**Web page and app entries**
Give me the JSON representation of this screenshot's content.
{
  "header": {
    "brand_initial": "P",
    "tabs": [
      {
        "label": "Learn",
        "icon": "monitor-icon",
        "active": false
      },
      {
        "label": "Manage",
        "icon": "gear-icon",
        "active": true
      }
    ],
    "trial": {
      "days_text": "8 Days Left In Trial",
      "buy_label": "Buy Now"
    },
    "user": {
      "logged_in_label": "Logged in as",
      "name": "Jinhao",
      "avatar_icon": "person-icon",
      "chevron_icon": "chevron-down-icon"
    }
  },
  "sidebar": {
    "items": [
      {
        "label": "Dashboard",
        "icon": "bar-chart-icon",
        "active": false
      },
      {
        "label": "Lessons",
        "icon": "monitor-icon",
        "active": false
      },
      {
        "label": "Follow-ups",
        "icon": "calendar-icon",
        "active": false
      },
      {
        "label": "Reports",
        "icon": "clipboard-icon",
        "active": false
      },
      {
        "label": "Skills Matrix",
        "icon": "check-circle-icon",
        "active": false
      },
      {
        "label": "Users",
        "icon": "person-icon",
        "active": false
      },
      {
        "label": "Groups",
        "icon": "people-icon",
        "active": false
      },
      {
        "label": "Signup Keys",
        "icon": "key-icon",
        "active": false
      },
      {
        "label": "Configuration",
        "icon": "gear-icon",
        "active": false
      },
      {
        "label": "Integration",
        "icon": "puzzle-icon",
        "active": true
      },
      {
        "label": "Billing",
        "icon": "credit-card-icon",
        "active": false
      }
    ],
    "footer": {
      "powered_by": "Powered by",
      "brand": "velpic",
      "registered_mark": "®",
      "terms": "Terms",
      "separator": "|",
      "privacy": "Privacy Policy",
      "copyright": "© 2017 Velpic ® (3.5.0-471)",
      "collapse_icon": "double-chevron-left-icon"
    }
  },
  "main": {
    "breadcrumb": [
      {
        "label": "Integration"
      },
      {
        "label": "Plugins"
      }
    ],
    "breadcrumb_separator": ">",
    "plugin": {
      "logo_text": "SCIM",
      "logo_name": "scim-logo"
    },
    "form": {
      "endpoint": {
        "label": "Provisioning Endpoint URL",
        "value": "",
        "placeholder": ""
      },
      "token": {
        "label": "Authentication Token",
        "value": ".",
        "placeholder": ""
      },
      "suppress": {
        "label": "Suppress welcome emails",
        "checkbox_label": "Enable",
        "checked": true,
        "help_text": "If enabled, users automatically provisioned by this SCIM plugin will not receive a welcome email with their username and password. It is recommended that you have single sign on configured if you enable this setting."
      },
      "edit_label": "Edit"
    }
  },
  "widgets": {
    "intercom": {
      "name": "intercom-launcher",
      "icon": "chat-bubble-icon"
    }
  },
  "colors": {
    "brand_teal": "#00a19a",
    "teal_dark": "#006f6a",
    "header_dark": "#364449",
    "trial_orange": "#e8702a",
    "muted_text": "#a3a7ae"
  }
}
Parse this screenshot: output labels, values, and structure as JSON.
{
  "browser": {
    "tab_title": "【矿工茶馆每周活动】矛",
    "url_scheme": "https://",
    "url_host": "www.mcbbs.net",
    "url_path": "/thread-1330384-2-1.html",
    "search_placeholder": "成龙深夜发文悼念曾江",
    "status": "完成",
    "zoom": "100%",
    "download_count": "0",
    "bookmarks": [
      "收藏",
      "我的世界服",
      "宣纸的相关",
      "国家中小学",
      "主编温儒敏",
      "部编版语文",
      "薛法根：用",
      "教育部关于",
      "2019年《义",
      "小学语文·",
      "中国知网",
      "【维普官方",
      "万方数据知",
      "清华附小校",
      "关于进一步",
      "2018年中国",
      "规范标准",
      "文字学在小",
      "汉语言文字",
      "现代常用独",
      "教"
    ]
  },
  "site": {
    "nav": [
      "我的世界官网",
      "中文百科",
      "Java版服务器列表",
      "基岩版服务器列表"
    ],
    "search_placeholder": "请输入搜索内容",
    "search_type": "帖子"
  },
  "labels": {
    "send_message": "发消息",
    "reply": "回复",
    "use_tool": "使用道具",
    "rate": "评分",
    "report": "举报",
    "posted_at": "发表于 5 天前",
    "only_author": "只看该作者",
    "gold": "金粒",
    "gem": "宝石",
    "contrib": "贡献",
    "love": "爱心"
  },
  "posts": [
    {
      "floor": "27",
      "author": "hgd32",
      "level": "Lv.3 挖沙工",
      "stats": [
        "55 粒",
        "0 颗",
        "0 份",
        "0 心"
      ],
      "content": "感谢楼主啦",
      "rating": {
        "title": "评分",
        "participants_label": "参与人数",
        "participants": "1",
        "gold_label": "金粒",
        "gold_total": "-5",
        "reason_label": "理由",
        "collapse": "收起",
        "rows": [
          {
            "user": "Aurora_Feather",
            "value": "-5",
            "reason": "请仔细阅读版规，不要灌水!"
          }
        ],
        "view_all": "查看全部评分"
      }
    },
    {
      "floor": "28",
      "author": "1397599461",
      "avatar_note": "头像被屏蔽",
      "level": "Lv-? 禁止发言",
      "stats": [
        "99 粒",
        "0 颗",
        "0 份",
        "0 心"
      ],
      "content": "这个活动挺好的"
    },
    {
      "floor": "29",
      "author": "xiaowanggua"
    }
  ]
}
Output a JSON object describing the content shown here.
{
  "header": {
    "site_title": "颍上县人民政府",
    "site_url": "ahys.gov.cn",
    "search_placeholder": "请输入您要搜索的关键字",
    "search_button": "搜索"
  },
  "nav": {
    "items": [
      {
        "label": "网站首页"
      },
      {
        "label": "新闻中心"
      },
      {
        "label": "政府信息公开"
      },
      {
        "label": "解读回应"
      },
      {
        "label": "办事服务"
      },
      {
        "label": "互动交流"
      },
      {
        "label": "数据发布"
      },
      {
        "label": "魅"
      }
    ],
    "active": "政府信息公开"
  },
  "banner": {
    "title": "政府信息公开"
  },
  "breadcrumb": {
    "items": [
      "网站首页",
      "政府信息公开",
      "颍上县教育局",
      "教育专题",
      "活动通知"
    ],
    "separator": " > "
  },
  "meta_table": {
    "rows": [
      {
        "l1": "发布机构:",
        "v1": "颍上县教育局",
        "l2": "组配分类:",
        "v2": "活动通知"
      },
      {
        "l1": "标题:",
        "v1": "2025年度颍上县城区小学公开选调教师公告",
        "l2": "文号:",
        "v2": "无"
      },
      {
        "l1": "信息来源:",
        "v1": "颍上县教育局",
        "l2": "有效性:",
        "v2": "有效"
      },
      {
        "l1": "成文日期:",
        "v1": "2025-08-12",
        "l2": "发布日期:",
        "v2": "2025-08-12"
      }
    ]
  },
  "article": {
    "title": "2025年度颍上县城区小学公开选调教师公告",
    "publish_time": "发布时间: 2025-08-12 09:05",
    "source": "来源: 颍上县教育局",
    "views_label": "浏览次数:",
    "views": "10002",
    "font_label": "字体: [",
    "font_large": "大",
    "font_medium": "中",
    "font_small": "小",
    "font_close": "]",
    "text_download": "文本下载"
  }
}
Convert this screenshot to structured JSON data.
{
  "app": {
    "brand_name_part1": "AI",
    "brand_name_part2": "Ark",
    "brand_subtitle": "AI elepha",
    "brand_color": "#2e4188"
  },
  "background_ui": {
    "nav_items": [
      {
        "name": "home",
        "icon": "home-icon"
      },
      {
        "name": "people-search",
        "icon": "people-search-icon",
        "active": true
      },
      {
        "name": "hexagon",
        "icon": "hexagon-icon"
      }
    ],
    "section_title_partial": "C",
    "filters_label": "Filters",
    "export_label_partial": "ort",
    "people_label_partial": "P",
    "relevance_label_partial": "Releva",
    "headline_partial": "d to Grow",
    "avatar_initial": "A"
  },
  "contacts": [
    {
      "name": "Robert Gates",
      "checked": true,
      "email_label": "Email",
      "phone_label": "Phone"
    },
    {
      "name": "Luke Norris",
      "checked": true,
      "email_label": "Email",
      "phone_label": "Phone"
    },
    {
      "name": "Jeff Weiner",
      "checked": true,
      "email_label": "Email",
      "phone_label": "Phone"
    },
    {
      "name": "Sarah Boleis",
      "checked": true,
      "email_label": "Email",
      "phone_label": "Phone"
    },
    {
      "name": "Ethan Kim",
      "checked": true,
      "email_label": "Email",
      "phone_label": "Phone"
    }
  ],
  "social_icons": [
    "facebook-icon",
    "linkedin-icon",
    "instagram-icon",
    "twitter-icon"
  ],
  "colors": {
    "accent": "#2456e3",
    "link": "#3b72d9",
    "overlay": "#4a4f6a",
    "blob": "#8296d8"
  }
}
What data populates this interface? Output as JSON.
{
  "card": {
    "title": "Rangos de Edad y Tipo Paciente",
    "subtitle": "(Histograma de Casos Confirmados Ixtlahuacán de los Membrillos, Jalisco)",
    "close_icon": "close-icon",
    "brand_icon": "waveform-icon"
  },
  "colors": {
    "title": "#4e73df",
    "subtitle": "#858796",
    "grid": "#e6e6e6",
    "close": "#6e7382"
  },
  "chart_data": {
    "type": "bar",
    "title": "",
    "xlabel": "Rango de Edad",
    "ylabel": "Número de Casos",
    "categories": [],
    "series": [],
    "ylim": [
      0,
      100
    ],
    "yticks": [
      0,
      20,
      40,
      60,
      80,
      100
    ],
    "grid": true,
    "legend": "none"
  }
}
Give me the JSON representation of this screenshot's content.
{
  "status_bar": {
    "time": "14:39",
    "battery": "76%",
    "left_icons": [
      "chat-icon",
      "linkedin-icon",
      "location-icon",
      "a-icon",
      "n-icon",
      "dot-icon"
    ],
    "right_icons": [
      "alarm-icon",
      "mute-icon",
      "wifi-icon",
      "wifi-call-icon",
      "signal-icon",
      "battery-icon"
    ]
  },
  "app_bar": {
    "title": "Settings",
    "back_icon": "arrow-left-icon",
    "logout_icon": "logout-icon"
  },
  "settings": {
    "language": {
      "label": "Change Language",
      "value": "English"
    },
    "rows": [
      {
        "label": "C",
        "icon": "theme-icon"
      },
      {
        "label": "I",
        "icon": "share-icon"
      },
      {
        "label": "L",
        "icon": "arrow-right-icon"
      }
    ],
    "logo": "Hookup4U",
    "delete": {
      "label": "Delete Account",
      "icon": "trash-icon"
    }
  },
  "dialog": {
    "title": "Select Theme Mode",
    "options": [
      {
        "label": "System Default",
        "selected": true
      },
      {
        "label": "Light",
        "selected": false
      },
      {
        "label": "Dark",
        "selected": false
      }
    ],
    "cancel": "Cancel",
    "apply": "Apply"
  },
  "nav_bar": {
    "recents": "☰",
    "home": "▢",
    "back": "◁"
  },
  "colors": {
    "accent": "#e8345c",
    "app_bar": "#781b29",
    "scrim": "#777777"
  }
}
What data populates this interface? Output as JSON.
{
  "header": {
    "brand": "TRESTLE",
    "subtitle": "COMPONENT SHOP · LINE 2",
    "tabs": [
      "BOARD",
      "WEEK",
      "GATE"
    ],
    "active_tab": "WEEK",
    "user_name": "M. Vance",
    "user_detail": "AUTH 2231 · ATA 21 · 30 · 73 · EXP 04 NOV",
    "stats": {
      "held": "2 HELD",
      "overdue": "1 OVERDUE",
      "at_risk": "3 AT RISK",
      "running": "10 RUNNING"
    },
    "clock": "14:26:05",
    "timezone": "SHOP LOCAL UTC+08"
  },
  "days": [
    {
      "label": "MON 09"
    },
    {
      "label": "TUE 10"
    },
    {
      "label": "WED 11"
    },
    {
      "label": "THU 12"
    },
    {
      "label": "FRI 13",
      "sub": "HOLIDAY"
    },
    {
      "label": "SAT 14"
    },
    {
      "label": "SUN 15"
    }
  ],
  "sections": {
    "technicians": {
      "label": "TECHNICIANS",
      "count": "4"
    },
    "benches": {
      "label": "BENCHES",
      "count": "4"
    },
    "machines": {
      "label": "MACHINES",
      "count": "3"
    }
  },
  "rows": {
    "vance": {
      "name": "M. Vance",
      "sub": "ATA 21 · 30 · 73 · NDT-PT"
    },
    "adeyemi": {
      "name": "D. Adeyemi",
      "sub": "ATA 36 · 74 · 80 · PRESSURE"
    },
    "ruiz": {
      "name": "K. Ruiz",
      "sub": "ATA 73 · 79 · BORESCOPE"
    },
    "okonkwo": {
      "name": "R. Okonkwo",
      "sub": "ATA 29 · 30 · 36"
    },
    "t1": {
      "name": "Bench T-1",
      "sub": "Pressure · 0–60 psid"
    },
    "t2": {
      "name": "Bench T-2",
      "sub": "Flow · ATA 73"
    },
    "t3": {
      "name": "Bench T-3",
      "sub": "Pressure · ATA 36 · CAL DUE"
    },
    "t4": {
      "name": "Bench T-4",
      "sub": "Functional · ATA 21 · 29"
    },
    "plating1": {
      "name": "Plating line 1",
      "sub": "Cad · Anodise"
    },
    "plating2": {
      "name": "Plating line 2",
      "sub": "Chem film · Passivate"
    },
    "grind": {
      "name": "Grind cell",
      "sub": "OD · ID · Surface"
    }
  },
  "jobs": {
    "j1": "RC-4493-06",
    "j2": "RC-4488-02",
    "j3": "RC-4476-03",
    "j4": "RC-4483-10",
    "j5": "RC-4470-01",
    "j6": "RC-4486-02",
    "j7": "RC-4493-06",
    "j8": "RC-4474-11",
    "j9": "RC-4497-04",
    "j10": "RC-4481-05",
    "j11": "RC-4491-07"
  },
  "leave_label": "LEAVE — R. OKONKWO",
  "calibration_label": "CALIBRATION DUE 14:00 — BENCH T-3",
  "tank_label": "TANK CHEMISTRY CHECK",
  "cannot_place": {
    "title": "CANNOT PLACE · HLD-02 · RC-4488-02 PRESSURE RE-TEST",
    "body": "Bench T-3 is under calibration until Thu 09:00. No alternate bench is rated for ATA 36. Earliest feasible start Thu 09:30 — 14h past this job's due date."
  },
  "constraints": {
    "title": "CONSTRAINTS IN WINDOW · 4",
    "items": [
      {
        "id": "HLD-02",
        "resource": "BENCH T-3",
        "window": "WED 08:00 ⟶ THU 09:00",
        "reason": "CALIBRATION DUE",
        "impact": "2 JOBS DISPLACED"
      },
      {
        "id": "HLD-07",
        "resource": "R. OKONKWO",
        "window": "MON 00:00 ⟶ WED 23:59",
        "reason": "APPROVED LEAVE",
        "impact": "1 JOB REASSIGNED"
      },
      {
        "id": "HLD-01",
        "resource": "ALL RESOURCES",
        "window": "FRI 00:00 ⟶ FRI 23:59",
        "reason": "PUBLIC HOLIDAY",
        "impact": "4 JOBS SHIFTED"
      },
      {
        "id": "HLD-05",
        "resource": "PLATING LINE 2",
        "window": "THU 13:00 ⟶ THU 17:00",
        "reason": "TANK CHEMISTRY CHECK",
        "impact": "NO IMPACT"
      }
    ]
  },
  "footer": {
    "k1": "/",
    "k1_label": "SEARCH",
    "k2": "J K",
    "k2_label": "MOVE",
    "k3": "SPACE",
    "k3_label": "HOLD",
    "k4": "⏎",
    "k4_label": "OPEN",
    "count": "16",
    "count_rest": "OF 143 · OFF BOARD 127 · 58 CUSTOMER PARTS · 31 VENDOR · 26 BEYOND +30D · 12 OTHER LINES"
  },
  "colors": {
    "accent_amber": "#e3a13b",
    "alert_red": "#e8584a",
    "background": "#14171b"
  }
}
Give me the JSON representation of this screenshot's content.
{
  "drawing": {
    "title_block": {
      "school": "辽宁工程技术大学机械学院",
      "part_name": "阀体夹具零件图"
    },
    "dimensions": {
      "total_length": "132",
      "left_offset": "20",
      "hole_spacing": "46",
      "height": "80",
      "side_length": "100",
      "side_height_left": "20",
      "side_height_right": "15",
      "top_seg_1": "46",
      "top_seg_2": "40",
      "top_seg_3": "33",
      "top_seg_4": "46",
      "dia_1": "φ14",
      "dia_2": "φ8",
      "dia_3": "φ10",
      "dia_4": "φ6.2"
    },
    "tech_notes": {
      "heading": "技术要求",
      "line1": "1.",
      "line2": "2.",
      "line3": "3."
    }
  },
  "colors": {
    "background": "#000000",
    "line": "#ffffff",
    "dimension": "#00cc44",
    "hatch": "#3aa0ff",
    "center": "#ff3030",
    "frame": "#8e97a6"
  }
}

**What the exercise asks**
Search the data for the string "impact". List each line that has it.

**Solved problem**
        "impact": "2 JOBS DISPLACED"
        "impact": "1 JOB REASSIGNED"
        "impact": "4 JOBS SHIFTED"
        "impact": "NO IMPACT"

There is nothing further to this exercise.